Then again, this is an action film, so ‘best screenplay’ from the Academy isn’t where the filmmakers are looking to get recognition. It’s meant to be an engaging roller coaster ride for the Saturday night multiplex. But even from the start, it doesn’t excite. Shaky-cam and Die Hard just doesn’t gel. It’s not meant to be as gritty as Bourne; it’s meant to be OTT balls-to-the-wall action. Even Bruce Willis seems bored to be there with the script he’s been given. Where has the physical improvisation of using a fire hose to jump off an exploding skyscraper, or using the airport moving walkway to get your gun back gone to? The action is still ambitious in this film (such as the car chase), but it paints a picture that Moscow is like rebel-controlled downtown Mogadishu. The bad guys drive around the city in their armoured truck, changing the architecture as they please whilst firing off random RPGs. Sitting through this, I felt exactly how some people must have felt watching 4.0 (such as my girlfriend :p). Skip Woods has just rehashed the broken family card with this installment and even now I can’t remember what was at stake for McClane aside from protecting the prisoner. The villains didn’t really have any intention, or at least it wasn’t that clear.
Nakatomi Plaza, Dulles Airport, New York City, the United States…… and Russia. The stakes rise every time as the Die Hard series progresses. However, with A Good Day To Die Hard they seem to have regressed somehow (what actually is the imminent threat?). I just hope John McClane doesn’t end up in space next time. If Die Hard 4.0 was meant to right the wrongs that Die Hard With A Vengeance made (a film that I feel is actually great), then they’re back at square one.
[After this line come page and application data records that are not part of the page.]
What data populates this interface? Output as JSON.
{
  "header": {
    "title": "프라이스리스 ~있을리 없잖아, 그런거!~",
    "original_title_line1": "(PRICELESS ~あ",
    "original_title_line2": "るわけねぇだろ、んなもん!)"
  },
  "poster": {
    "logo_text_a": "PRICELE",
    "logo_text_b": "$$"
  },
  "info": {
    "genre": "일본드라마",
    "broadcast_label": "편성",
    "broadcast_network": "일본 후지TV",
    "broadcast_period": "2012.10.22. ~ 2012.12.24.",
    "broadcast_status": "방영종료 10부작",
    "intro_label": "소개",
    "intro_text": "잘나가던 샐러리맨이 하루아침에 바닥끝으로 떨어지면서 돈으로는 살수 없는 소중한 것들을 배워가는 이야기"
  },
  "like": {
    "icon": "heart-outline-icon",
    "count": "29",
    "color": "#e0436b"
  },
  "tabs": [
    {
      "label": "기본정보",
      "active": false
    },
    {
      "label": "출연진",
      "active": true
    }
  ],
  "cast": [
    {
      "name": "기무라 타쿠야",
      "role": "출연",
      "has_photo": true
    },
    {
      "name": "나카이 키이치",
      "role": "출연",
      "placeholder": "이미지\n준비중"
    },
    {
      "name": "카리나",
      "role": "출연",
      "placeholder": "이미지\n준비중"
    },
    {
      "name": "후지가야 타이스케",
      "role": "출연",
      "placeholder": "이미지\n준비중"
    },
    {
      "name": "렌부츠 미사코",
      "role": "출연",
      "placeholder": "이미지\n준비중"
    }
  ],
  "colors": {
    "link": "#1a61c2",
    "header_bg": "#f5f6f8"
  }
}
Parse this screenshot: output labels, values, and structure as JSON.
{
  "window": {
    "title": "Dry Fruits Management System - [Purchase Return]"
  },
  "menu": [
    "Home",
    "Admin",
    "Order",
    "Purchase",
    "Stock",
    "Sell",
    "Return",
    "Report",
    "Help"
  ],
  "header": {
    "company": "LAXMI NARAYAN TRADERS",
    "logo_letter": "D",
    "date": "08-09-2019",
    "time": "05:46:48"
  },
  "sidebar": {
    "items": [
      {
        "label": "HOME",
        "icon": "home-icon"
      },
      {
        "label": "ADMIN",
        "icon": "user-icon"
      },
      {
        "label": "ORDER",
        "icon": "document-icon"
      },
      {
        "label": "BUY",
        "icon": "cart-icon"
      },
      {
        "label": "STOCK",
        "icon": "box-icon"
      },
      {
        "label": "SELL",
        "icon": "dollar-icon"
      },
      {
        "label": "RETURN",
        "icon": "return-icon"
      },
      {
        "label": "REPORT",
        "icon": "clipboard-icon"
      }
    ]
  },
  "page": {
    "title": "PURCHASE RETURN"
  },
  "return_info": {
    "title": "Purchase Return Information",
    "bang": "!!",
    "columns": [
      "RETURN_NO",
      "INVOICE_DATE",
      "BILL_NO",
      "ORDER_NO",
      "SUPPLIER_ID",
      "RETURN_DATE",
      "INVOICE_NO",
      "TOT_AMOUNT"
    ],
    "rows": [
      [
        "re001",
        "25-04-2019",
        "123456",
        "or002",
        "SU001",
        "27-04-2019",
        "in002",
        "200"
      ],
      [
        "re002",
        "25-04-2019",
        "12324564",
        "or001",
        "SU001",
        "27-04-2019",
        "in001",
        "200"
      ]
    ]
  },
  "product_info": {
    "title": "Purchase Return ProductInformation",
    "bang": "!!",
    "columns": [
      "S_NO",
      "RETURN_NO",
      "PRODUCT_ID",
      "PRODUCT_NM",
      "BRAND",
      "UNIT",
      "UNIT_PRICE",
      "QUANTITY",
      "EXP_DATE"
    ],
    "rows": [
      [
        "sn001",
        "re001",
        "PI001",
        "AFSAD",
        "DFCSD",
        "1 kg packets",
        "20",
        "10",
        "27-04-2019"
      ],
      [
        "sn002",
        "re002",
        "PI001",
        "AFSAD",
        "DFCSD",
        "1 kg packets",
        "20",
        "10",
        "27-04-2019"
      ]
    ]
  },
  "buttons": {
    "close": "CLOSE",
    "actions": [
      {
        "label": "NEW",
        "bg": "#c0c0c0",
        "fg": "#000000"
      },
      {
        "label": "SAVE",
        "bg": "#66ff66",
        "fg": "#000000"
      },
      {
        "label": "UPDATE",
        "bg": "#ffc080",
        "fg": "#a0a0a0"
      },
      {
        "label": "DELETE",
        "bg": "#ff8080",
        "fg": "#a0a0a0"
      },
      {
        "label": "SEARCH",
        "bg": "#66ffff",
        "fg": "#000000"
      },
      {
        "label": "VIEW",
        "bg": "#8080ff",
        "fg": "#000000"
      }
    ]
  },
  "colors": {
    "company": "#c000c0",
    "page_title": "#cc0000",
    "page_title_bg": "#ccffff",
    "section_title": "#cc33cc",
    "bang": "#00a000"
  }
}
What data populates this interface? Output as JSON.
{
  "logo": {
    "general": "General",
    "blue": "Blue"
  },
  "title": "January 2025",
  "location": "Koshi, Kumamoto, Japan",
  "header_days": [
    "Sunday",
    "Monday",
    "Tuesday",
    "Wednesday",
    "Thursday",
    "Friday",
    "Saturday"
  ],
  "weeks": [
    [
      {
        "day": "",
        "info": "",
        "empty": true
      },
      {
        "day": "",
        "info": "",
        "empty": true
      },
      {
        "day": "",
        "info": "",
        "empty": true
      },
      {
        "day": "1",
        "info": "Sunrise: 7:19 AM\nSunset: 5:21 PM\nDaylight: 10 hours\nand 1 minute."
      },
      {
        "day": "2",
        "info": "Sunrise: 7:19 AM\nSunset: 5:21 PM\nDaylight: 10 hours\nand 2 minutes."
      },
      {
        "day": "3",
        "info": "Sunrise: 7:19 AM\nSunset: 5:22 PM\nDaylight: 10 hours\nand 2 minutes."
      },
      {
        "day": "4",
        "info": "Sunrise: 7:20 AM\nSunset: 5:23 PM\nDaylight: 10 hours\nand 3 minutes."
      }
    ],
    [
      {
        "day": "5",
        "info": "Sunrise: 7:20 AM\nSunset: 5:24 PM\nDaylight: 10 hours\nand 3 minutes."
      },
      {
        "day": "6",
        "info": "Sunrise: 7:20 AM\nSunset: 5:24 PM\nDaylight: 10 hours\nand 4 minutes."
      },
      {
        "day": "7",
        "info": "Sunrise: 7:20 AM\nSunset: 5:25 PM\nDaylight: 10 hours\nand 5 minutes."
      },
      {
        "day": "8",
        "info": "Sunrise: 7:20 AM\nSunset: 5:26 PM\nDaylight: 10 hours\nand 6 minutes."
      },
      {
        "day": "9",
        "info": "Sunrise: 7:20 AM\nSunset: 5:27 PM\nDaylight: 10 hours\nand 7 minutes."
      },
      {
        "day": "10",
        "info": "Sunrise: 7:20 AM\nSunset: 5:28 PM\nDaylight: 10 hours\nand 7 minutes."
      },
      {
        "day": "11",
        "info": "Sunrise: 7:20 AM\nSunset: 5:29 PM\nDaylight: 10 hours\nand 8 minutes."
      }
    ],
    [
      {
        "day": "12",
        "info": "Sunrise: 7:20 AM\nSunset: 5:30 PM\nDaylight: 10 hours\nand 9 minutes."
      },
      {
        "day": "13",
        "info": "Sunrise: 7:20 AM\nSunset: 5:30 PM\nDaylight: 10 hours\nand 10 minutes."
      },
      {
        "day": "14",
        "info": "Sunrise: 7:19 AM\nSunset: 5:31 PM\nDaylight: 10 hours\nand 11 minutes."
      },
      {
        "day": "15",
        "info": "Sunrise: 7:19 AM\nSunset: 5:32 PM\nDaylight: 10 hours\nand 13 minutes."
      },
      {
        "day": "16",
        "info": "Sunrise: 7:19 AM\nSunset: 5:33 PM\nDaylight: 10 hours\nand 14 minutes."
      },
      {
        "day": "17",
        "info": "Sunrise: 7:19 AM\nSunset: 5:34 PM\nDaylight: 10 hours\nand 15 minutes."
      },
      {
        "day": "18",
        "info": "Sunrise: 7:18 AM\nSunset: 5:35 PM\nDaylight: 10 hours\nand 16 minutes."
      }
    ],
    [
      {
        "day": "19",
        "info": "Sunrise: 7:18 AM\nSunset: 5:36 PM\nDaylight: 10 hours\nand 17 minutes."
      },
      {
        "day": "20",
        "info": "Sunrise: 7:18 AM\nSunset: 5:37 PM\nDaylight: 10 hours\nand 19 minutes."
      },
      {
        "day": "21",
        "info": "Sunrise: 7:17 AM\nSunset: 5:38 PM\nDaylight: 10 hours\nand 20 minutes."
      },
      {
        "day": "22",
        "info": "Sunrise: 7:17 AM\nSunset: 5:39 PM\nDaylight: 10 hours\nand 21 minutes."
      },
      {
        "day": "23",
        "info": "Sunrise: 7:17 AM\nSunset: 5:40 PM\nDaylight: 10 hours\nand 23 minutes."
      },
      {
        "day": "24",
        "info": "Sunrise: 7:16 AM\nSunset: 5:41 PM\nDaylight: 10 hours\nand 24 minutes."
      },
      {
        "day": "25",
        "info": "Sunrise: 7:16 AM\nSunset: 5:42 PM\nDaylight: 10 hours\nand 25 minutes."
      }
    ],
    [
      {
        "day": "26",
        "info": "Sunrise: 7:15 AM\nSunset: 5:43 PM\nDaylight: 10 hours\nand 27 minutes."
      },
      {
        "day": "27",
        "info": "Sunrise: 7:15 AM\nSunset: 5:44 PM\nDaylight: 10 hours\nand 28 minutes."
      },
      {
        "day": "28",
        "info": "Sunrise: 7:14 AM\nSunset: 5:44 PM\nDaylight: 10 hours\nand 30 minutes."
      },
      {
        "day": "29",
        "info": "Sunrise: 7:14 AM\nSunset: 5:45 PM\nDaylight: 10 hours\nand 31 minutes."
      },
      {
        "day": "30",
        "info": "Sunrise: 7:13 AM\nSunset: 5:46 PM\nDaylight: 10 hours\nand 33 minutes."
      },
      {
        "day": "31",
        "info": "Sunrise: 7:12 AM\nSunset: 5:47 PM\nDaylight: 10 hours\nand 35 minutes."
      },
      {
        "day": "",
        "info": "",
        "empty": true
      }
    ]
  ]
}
I’m sorry, Bruce, but this film just didn’t feel like Die Hard to me. I was checking my watch way too many times during the screening.